Despite my fondness for most things Nordic, I have to say that I don’t recommend Finnair. Not only is their food not very tasty, especially after British Airways (with which I was generally impressed, except for their part in losing my bags), but their customer service is terrible. It was nearly impossible to get any information about my missing bags while I was in Finland, despite repeated phone calls, checking the website, and returning to the airport.
Well, I’ve got more interesting things to write about, but I seem to be either running around the city or trying to sleep off jet lag recently, so I’ll try to write more tomorrow or Sunday.
Just a quick update as I’m on dial-up in cow country. Today’s my dad’s birthday, and he and my sister and I are in the same place for the first time in several years. At his birthday dinner tonight I promised to give blog recognition to my stepmother’s cooking, so: Thanks for all the tasty meals, Dianne!
Even though we’re a week into September, it’s mid-summer hot here in Upstate New York. I even managed to get my back sunburned yesterday washing the family cars in my bathing suit. I don’t mind; I know when I get back to St. Petersburg next week it will be chilly and autumnal.
On the drive back from Boston on Tuesday I stopped by Simon’s Rock College, where I got my B.A. So much has changed in the 11 years since I graduated and the 8 years since I last visited. They’ve built a new science building, athletic center, student union, dormitory, and arts building. They’ve expanded the library, built practice rooms behind the music center, paved the roads and pathways and generally spruced the place up. It looks great. I envy the kids who are studying there now! I got to have lunch with several professors who I consider friends and have kept in touch with through the years. It was really nice, like a homecoming.
I’m spending Labor Day weekend with Aunt Kelly in Boston, where the weather has been outstanding and every other person on the street speaks Russian. Since I’ve been to Boston many times before, we’ve been mostly shunning tourist activities in favor of eating. I wanted to eat all the ethnic food that St. Petersburg doesn’t have or Russifies too much. Yes, I know that international food in the U.S. is adapted for American tastebuds and not necessarily authentic either, but that’s what I grew up with, and Indian and Mexican food with copious amounts of dill in is just wrong.
We met up with fellow blogger Wally Shedd of The Accidental Russophile and his family. We went to Stoli. Maybe it was silly for me to eat Russian food while here, but for everyone else it was an unusual treat, and it seemed appropriate to meet at a Russian place. The borsch and vareniki were pretty good, and everyone else seemed happy with their food as well. The service was a bit weird (and sexist) but I suppose I could recommend Stoli for Russophiles in the Boston area.

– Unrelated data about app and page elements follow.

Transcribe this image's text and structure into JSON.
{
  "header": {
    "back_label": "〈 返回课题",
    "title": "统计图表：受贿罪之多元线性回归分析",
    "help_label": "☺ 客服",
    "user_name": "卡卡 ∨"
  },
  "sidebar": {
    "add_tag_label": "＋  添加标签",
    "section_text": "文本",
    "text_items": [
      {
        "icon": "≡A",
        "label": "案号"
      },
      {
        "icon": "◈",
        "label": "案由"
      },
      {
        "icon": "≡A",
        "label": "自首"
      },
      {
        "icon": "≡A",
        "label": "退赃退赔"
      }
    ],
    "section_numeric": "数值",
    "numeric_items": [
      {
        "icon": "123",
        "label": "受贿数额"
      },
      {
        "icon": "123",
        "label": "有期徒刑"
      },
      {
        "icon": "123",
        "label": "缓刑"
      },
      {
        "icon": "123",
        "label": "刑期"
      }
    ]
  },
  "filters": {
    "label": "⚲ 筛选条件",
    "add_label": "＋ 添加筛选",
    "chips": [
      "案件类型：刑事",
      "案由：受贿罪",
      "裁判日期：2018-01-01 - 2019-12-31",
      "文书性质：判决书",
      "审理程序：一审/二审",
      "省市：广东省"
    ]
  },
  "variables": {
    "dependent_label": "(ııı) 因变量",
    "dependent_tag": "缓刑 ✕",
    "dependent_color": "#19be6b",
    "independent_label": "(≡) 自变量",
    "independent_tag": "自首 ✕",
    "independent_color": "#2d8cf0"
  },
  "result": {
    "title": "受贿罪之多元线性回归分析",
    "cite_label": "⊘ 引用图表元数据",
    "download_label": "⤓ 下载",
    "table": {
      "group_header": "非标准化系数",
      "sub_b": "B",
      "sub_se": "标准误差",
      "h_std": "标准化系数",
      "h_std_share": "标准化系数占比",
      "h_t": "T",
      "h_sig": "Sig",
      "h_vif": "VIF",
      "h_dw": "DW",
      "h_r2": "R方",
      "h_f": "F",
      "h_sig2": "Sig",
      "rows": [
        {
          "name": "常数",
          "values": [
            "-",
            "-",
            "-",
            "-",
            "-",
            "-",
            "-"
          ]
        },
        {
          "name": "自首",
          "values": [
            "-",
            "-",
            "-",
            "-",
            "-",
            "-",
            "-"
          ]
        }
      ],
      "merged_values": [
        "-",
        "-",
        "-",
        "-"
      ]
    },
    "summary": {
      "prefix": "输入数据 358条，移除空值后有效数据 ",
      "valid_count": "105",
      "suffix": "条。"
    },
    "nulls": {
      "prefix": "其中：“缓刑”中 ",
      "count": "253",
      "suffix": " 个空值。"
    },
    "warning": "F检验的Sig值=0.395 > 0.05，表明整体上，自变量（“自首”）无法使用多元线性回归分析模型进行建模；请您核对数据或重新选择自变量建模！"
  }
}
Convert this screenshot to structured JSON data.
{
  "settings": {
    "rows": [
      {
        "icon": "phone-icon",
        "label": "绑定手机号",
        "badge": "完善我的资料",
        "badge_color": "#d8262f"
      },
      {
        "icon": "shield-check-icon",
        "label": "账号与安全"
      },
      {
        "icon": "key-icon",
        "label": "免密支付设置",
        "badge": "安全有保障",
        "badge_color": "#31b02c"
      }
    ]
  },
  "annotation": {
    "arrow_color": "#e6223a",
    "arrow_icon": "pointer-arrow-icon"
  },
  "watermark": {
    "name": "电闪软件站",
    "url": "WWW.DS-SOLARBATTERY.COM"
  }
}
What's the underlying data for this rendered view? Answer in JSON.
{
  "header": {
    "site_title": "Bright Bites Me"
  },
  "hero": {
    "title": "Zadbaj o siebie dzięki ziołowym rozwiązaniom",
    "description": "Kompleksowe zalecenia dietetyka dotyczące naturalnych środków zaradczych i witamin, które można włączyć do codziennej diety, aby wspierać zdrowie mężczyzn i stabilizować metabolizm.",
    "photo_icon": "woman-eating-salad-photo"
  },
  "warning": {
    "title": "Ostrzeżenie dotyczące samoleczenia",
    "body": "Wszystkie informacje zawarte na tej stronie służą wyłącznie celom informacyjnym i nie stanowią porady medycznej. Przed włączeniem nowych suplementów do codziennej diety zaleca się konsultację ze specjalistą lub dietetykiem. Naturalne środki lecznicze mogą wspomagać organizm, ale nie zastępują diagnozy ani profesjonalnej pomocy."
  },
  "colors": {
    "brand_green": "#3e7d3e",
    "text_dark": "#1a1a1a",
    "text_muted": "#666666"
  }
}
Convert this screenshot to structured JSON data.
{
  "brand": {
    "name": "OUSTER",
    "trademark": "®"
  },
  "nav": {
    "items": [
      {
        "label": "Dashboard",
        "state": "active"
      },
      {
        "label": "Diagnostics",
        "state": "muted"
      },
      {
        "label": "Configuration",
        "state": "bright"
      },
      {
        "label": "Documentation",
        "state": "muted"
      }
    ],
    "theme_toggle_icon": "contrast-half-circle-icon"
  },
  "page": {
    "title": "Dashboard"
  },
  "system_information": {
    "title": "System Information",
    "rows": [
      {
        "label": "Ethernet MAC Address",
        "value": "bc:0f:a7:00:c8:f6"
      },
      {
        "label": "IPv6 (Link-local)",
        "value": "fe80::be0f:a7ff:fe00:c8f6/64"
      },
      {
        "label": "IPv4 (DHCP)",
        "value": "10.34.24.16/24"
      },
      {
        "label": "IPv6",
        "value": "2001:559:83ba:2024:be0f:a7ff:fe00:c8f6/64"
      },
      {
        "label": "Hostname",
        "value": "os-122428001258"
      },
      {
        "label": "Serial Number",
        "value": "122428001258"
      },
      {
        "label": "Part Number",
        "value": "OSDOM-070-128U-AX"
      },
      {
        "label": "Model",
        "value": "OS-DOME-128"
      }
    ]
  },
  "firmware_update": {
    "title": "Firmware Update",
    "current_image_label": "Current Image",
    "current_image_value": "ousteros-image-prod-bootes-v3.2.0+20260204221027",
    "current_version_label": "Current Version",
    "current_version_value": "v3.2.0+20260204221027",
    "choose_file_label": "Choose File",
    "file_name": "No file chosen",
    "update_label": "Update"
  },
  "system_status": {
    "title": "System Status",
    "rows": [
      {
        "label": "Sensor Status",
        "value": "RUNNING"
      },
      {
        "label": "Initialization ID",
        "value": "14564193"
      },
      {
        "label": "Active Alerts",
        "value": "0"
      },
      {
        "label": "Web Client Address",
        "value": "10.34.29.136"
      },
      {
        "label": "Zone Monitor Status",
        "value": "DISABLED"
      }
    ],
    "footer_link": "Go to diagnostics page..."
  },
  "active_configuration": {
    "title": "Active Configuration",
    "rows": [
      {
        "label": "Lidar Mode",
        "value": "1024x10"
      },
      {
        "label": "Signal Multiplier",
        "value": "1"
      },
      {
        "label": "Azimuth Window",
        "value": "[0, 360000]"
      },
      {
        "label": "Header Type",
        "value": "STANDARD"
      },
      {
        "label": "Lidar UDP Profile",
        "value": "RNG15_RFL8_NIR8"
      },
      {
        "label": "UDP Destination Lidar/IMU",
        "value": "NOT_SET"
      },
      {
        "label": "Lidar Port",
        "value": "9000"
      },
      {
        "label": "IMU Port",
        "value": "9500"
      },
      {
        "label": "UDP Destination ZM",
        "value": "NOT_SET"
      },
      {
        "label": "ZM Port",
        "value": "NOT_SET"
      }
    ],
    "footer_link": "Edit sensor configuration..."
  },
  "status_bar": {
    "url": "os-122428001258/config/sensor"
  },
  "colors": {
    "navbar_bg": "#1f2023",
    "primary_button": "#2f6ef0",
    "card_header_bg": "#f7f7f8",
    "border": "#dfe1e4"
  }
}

OK, on the positive reverse culture shock front, I had forgotten just how friendly and helpful salespeople and waitstaff are here. I can understand how Europeans coming to the U.S. can find it overwhelming and fake, but I don’t really think it’s fake, just kind of exaggerated, and I think all parties involved tend to have a sense of humor about it. Our waiter at Tapeo last night, “Gordon”, was certainly over-the-top, but it was funny.